Former presidential spokesperson Koku Anyidoho says there were attempts to “bury” him “alive” after the death of his boss, John Atta Mills.
He said there was vile propaganda that he used to prevent then Vice President John Mahama from having access to the president.
According to him, people believed “Koku was loyal to President Mills, now that Mills is gone, why should he still be close to power. Let’s cut him off, after all, who is he?”
“After five years of the passing of Atta Mills, I know that I won’t [blow up]. There have been attempts to cut one off; not because you are lazy or inefficient, but only because you were loyal to the President,” he said.
The outspoken Deputy General Secretary of the opposition National Democratic Congress (NDC), said he had stomached a lot especially from elements within his own party for that reason.
Mr Anyidoho in an interview with Joy News’ Gifty Andoh Appiah said he was not power drunk but only spoke as the Head of Communications at the Presidency with conviction and knowledge.
He said there were many who did not have the courage to confront him and the few who did, tell him they misjudged him from afar.
“They tell me they did not know me well and they now have the opportunity to know me,” he said.
Frosty relationship with John Mahama
Regarding allegations of a frosty relationship between him and former President John Mahama, Koku Anyidoho hopes for an opportunity to sit down with Mahama for a chat to dispel the rumours.
Mr Anyidoho had implied in an interview this year that his relationship with Mr Mahama was merely an obligatory working relationship, noting that love was “conditional”.
He stated that, he loved the NDC as a party and that “leadership will rotate” adding that “I loved President Mills; I worked for President Mahama.”
He told Joy News that five years after the former president’s death, he still hasn’t sat down with Mr Mahama to have a chat adding the opportune time has not presented itself.
The former presidential spokesperson believes, he will one day have the chance to “tell people my side of the story and set the records straight.”

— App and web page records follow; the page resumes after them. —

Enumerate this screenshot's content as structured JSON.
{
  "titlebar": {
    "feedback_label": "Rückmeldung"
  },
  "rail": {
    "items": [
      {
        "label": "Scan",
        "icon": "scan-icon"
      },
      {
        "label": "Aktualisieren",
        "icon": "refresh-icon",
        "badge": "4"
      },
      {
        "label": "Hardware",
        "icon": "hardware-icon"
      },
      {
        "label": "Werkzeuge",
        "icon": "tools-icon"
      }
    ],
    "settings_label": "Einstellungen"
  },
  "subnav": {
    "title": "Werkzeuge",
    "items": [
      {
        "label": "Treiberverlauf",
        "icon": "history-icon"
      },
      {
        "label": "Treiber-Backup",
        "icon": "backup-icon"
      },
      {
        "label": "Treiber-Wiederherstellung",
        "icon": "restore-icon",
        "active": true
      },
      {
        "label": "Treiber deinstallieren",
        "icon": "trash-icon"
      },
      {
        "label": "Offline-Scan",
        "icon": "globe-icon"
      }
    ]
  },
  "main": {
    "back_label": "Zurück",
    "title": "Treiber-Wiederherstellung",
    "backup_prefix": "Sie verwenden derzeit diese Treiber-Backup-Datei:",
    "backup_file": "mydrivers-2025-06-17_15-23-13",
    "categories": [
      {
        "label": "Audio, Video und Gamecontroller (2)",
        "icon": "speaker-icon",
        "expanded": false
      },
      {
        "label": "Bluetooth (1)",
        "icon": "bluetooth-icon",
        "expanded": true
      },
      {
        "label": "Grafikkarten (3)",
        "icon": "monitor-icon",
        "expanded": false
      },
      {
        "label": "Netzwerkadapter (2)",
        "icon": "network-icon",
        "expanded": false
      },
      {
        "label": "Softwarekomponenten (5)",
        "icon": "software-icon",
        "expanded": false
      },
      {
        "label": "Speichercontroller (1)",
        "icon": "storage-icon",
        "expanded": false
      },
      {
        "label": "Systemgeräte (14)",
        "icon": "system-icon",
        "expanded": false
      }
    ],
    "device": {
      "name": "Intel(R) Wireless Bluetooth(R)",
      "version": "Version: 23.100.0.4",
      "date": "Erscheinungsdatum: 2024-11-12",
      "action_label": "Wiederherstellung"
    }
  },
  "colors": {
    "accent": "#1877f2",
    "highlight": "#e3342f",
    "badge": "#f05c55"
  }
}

The NDC Deputy General Secretary said his uttermost responsibility is to the party and then to every leader that the party will produce, “whether in the front or backline.”